[DESCRIPTION OF THE TASK]: Reproduce the data exactly and drop any pictures it holds.

[INFORMATION GIVEN]:

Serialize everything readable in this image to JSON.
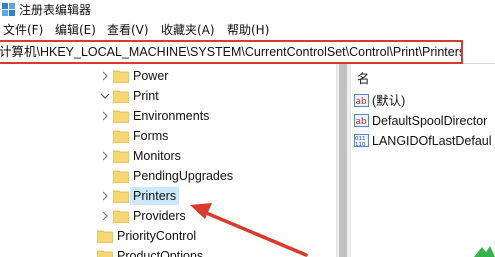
{
  "window": {
    "title": "注册表编辑器"
  },
  "menu": [
    "文件(F)",
    "编辑(E)",
    "查看(V)",
    "收藏夹(A)",
    "帮助(H)"
  ],
  "address": {
    "path": "计算机\\HKEY_LOCAL_MACHINE\\SYSTEM\\CurrentControlSet\\Control\\Print\\Printers"
  },
  "tree": [
    {
      "label": "Power",
      "chevron": "right"
    },
    {
      "label": "Print",
      "chevron": "down"
    },
    {
      "label": "Environments",
      "chevron": "right"
    },
    {
      "label": "Forms",
      "chevron": "none"
    },
    {
      "label": "Monitors",
      "chevron": "right"
    },
    {
      "label": "PendingUpgrades",
      "chevron": "none"
    },
    {
      "label": "Printers",
      "chevron": "right",
      "selected": true
    },
    {
      "label": "Providers",
      "chevron": "right"
    },
    {
      "label": "PriorityControl",
      "chevron": "none"
    },
    {
      "label": "ProductOptions",
      "chevron": "none"
    }
  ],
  "list": {
    "header": "名",
    "rows": [
      {
        "label": "(默认)",
        "icon": "string-value-icon"
      },
      {
        "label": "DefaultSpoolDirector",
        "icon": "string-value-icon"
      },
      {
        "label": "LANGIDOfLastDefaul",
        "icon": "binary-value-icon"
      }
    ]
  },
  "colors": {
    "highlight": "#d93a2b",
    "selection": "#cce8ff",
    "folder": "#f8d775"
  }
}
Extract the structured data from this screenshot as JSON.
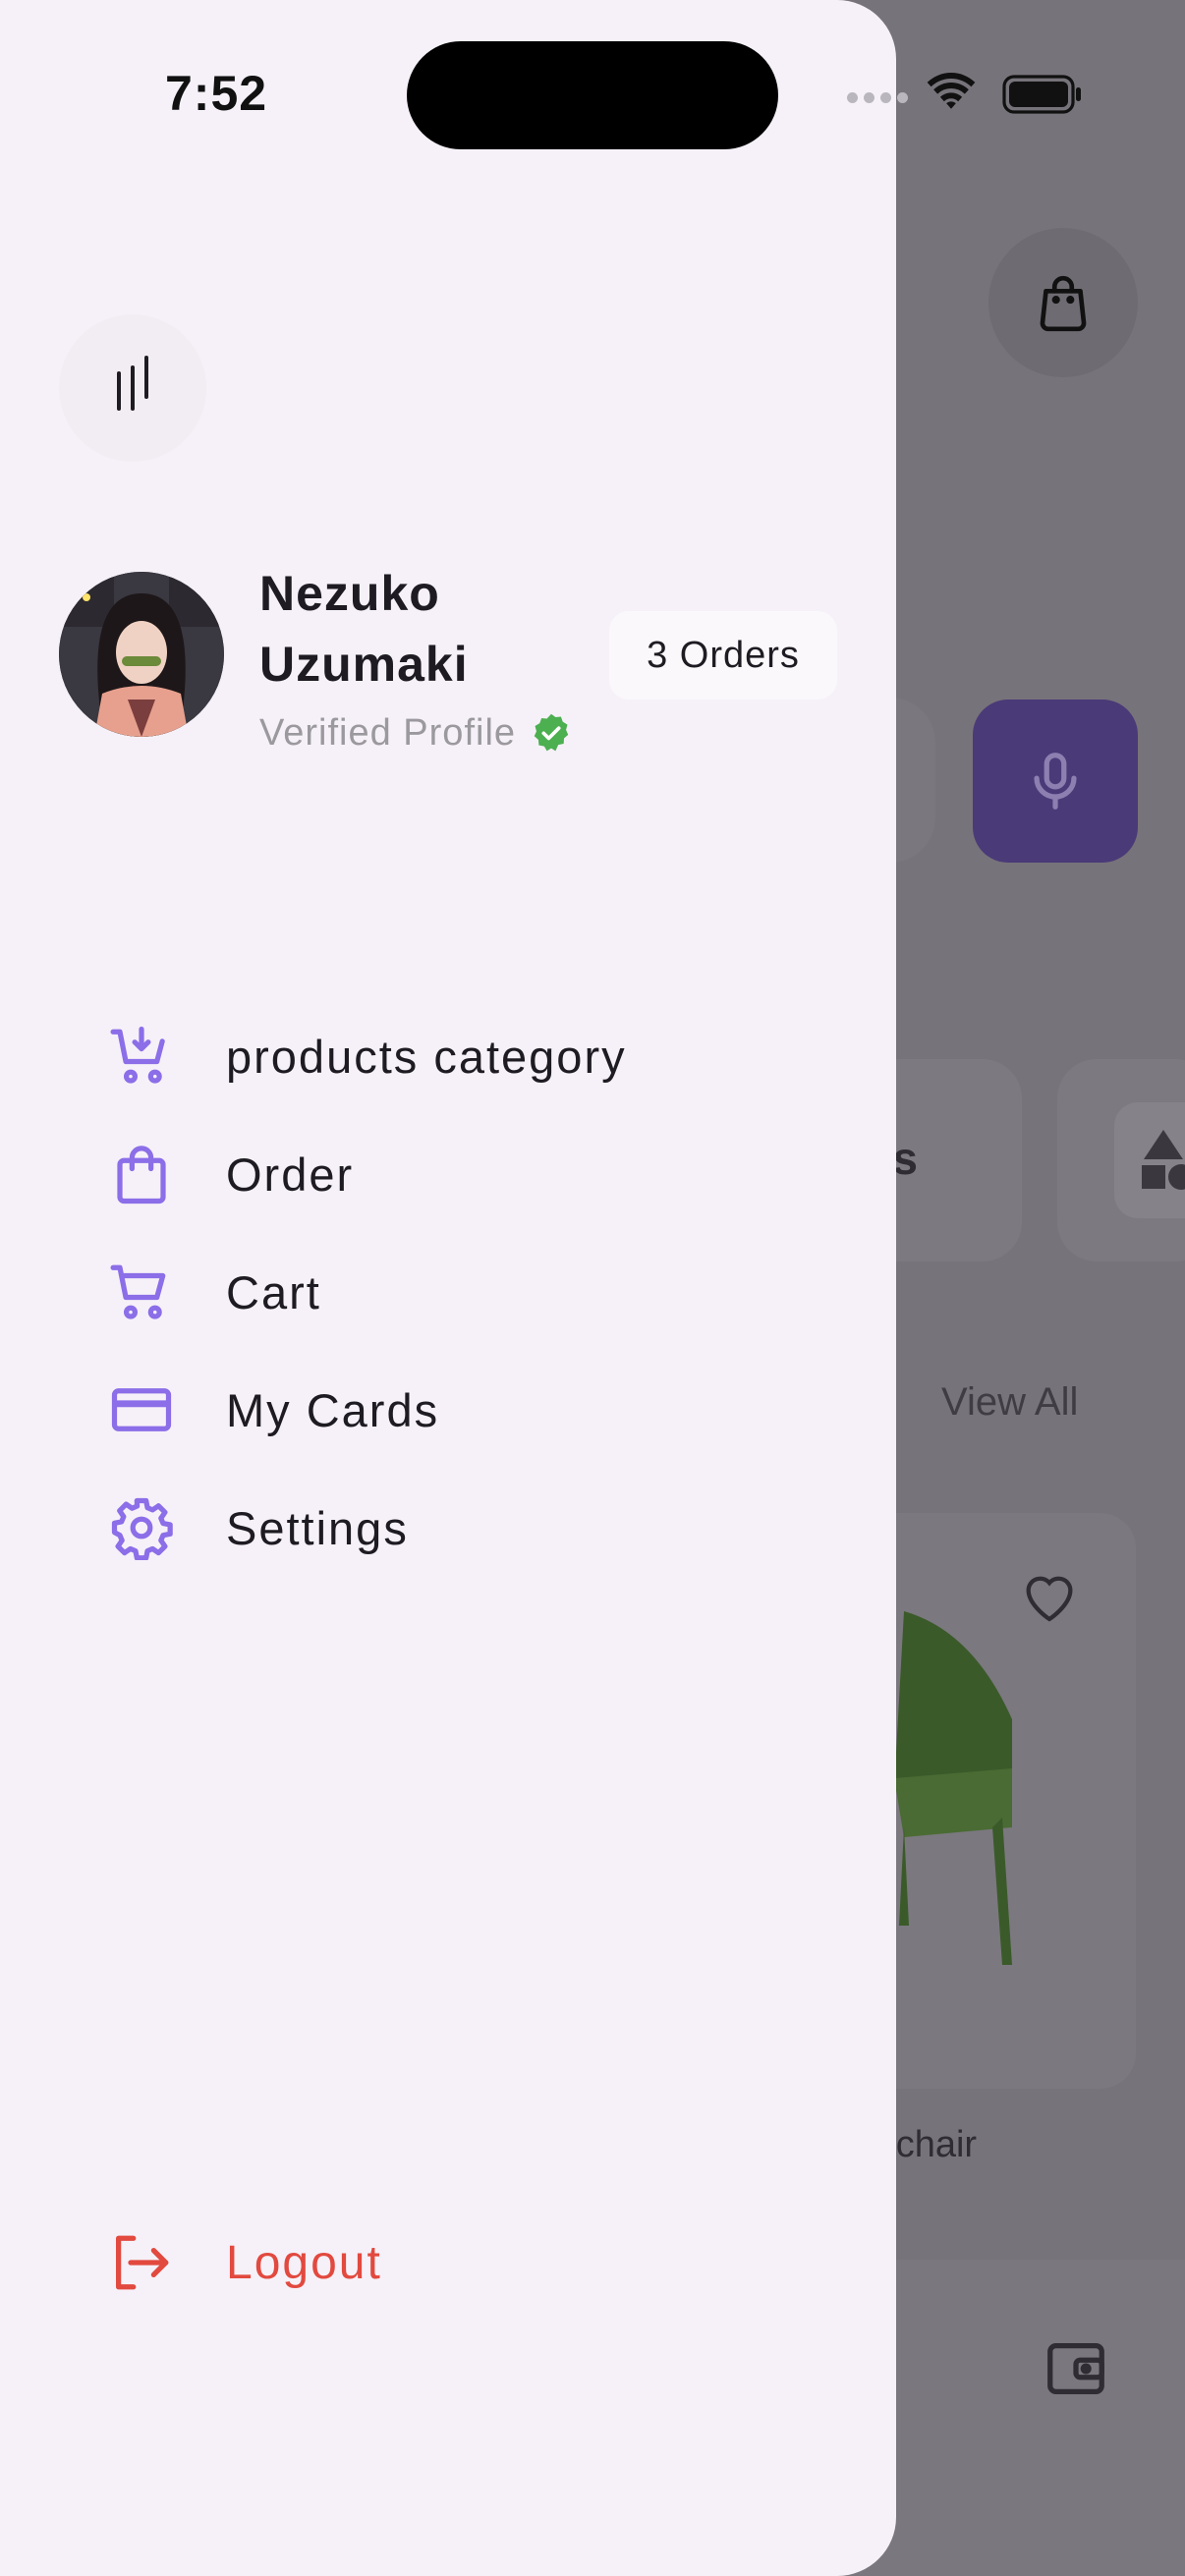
{
  "status_bar": {
    "time": "7:52"
  },
  "drawer": {
    "user": {
      "name": "Nezuko Uzumaki",
      "verified_text": "Verified Profile",
      "orders_badge": "3 Orders"
    },
    "menu_items": [
      {
        "label": "products category",
        "icon": "cart-download-icon"
      },
      {
        "label": "Order",
        "icon": "shopping-bag-icon"
      },
      {
        "label": "Cart",
        "icon": "cart-icon"
      },
      {
        "label": "My Cards",
        "icon": "credit-card-icon"
      },
      {
        "label": "Settings",
        "icon": "gear-icon"
      }
    ],
    "logout_label": "Logout"
  },
  "background": {
    "category_label": "ies",
    "view_all": "View All",
    "product_name": "n chair"
  },
  "colors": {
    "accent": "#8b6ee8",
    "logout": "#e2493f",
    "verified": "#4caf50",
    "drawer_bg": "#f6f1f8",
    "mic_bg": "#4a3a78"
  }
}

[ANSWER SPACE]:
Serialize everything readable in this image to JSON.
{
  "window": {
    "title": "注册表编辑器"
  },
  "menu": [
    "文件(F)",
    "编辑(E)",
    "查看(V)",
    "收藏夹(A)",
    "帮助(H)"
  ],
  "address": {
    "path": "计算机\\HKEY_LOCAL_MACHINE\\SYSTEM\\CurrentControlSet\\Control\\Print\\Printers"
  },
  "tree": [
    {
      "label": "Power",
      "chevron": "right"
    },
    {
      "label": "Print",
      "chevron": "down"
    },
    {
      "label": "Environments",
      "chevron": "right"
    },
    {
      "label": "Forms",
      "chevron": "none"
    },
    {
      "label": "Monitors",
      "chevron": "right"
    },
    {
      "label": "PendingUpgrades",
      "chevron": "none"
    },
    {
      "label": "Printers",
      "chevron": "right",
      "selected": true
    },
    {
      "label": "Providers",
      "chevron": "right"
    },
    {
      "label": "PriorityControl",
      "chevron": "none"
    },
    {
      "label": "ProductOptions",
      "chevron": "none"
    }
  ],
  "list": {
    "header": "名",
    "rows": [
      {
        "label": "(默认)",
        "icon": "string-value-icon"
      },
      {
        "label": "DefaultSpoolDirector",
        "icon": "string-value-icon"
      },
      {
        "label": "LANGIDOfLastDefaul",
        "icon": "binary-value-icon"
      }
    ]
  },
  "colors": {
    "highlight": "#d93a2b",
    "selection": "#cce8ff",
    "folder": "#f8d775"
  }
}
Extract the structured data from this screenshot as JSON.
{
  "status_bar": {
    "time": "7:52"
  },
  "drawer": {
    "user": {
      "name": "Nezuko Uzumaki",
      "verified_text": "Verified Profile",
      "orders_badge": "3 Orders"
    },
    "menu_items": [
      {
        "label": "products category",
        "icon": "cart-download-icon"
      },
      {
        "label": "Order",
        "icon": "shopping-bag-icon"
      },
      {
        "label": "Cart",
        "icon": "cart-icon"
      },
      {
        "label": "My Cards",
        "icon": "credit-card-icon"
      },
      {
        "label": "Settings",
        "icon": "gear-icon"
      }
    ],
    "logout_label": "Logout"
  },
  "background": {
    "category_label": "ies",
    "view_all": "View All",
    "product_name": "n chair"
  },
  "colors": {
    "accent": "#8b6ee8",
    "logout": "#e2493f",
    "verified": "#4caf50",
    "drawer_bg": "#f6f1f8",
    "mic_bg": "#4a3a78"
  }
}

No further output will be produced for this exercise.